--- Given entries ---
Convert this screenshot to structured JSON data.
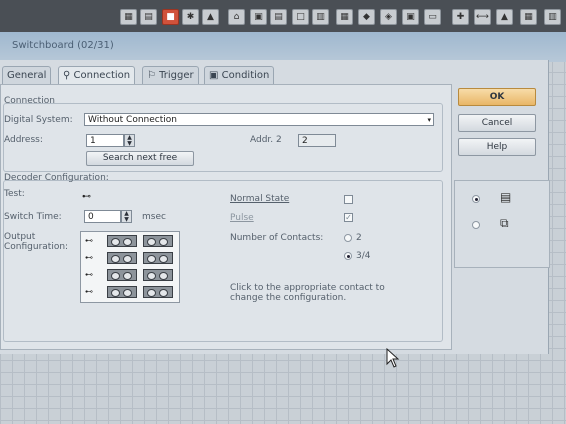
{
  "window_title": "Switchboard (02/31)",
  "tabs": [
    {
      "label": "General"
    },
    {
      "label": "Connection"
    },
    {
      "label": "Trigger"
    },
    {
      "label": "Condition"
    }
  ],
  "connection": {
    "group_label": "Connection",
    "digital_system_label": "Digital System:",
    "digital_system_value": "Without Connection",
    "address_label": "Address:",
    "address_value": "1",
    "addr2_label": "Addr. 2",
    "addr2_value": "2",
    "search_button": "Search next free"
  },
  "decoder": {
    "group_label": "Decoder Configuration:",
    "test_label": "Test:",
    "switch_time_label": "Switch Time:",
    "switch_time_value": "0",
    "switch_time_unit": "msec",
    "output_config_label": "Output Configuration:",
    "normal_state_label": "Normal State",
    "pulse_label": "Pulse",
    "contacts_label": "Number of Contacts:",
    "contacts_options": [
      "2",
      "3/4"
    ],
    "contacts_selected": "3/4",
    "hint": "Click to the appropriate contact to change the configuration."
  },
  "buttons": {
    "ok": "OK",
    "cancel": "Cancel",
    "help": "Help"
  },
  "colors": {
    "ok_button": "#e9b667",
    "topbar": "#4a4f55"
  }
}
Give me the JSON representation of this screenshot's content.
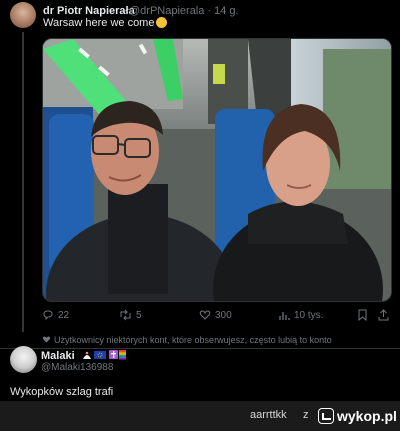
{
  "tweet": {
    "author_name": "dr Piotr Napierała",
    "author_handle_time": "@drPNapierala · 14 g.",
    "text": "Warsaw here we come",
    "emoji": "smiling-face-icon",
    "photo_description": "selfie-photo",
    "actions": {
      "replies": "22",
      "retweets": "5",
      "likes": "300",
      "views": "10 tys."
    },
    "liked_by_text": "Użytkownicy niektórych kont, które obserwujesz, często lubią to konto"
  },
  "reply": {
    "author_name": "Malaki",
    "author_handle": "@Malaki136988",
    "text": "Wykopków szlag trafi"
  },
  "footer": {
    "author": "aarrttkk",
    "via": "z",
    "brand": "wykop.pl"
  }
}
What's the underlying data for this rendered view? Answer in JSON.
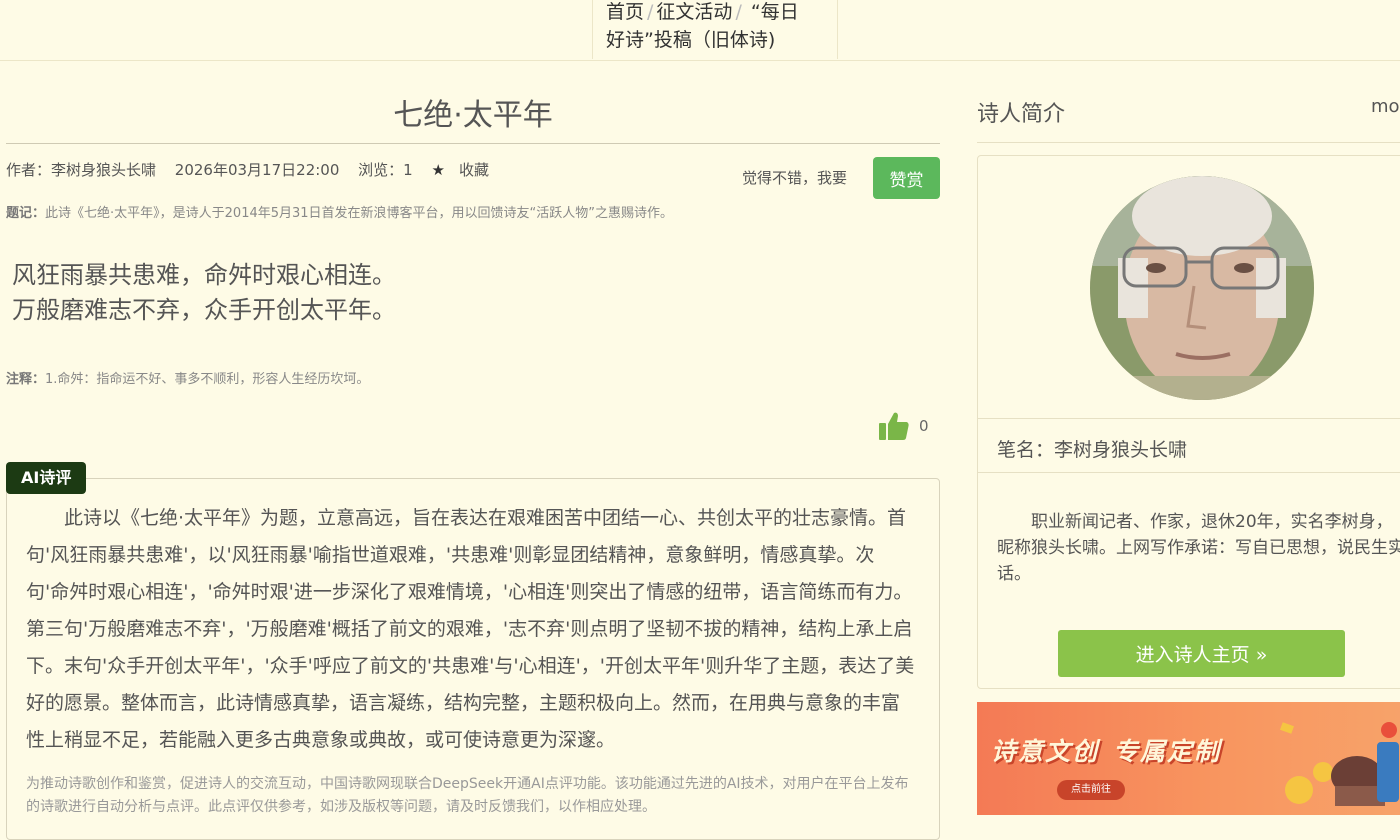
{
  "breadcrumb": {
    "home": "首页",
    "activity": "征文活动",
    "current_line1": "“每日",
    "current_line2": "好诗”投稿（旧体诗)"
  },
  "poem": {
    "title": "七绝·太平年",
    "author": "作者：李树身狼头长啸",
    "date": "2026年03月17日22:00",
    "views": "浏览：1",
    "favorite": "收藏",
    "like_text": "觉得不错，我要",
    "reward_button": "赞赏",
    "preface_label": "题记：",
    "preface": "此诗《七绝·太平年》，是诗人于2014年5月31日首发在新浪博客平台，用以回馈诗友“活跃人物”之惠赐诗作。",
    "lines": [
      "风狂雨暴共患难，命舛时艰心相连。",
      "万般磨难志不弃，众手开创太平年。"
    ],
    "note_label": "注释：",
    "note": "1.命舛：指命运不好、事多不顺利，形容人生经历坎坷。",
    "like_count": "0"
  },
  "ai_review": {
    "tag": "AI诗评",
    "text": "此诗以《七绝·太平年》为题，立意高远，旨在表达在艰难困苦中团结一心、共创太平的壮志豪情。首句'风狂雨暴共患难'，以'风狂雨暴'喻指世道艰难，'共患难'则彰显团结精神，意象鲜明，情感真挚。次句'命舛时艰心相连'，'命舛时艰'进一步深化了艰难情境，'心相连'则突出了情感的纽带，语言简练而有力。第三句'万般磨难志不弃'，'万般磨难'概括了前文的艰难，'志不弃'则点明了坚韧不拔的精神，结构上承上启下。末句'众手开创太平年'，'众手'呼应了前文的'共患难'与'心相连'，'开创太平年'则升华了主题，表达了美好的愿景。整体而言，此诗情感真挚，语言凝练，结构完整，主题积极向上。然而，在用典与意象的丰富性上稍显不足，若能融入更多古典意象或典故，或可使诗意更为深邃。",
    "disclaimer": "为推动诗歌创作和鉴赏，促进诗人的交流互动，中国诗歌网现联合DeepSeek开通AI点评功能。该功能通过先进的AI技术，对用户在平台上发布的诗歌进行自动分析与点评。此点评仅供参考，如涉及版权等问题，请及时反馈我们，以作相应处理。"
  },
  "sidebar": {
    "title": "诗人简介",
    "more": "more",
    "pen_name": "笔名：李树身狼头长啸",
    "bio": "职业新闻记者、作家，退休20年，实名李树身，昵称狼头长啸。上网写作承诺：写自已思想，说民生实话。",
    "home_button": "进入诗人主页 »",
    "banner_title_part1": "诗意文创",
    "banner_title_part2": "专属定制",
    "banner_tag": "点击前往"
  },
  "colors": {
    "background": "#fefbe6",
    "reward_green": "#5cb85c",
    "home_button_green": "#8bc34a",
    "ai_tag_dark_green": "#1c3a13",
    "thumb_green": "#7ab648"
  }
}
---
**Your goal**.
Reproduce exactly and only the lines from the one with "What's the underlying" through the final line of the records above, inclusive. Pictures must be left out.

**Task answer**.
What's the underlying data for this rendered view? Answer in JSON.
{
  "breadcrumb": {
    "home": "首页",
    "activity": "征文活动",
    "current_line1": "“每日",
    "current_line2": "好诗”投稿（旧体诗)"
  },
  "poem": {
    "title": "七绝·太平年",
    "author": "作者：李树身狼头长啸",
    "date": "2026年03月17日22:00",
    "views": "浏览：1",
    "favorite": "收藏",
    "like_text": "觉得不错，我要",
    "reward_button": "赞赏",
    "preface_label": "题记：",
    "preface": "此诗《七绝·太平年》，是诗人于2014年5月31日首发在新浪博客平台，用以回馈诗友“活跃人物”之惠赐诗作。",
    "lines": [
      "风狂雨暴共患难，命舛时艰心相连。",
      "万般磨难志不弃，众手开创太平年。"
    ],
    "note_label": "注释：",
    "note": "1.命舛：指命运不好、事多不顺利，形容人生经历坎坷。",
    "like_count": "0"
  },
  "ai_review": {
    "tag": "AI诗评",
    "text": "此诗以《七绝·太平年》为题，立意高远，旨在表达在艰难困苦中团结一心、共创太平的壮志豪情。首句'风狂雨暴共患难'，以'风狂雨暴'喻指世道艰难，'共患难'则彰显团结精神，意象鲜明，情感真挚。次句'命舛时艰心相连'，'命舛时艰'进一步深化了艰难情境，'心相连'则突出了情感的纽带，语言简练而有力。第三句'万般磨难志不弃'，'万般磨难'概括了前文的艰难，'志不弃'则点明了坚韧不拔的精神，结构上承上启下。末句'众手开创太平年'，'众手'呼应了前文的'共患难'与'心相连'，'开创太平年'则升华了主题，表达了美好的愿景。整体而言，此诗情感真挚，语言凝练，结构完整，主题积极向上。然而，在用典与意象的丰富性上稍显不足，若能融入更多古典意象或典故，或可使诗意更为深邃。",
    "disclaimer": "为推动诗歌创作和鉴赏，促进诗人的交流互动，中国诗歌网现联合DeepSeek开通AI点评功能。该功能通过先进的AI技术，对用户在平台上发布的诗歌进行自动分析与点评。此点评仅供参考，如涉及版权等问题，请及时反馈我们，以作相应处理。"
  },
  "sidebar": {
    "title": "诗人简介",
    "more": "more",
    "pen_name": "笔名：李树身狼头长啸",
    "bio": "职业新闻记者、作家，退休20年，实名李树身，昵称狼头长啸。上网写作承诺：写自已思想，说民生实话。",
    "home_button": "进入诗人主页 »",
    "banner_title_part1": "诗意文创",
    "banner_title_part2": "专属定制",
    "banner_tag": "点击前往"
  },
  "colors": {
    "background": "#fefbe6",
    "reward_green": "#5cb85c",
    "home_button_green": "#8bc34a",
    "ai_tag_dark_green": "#1c3a13",
    "thumb_green": "#7ab648"
  }
}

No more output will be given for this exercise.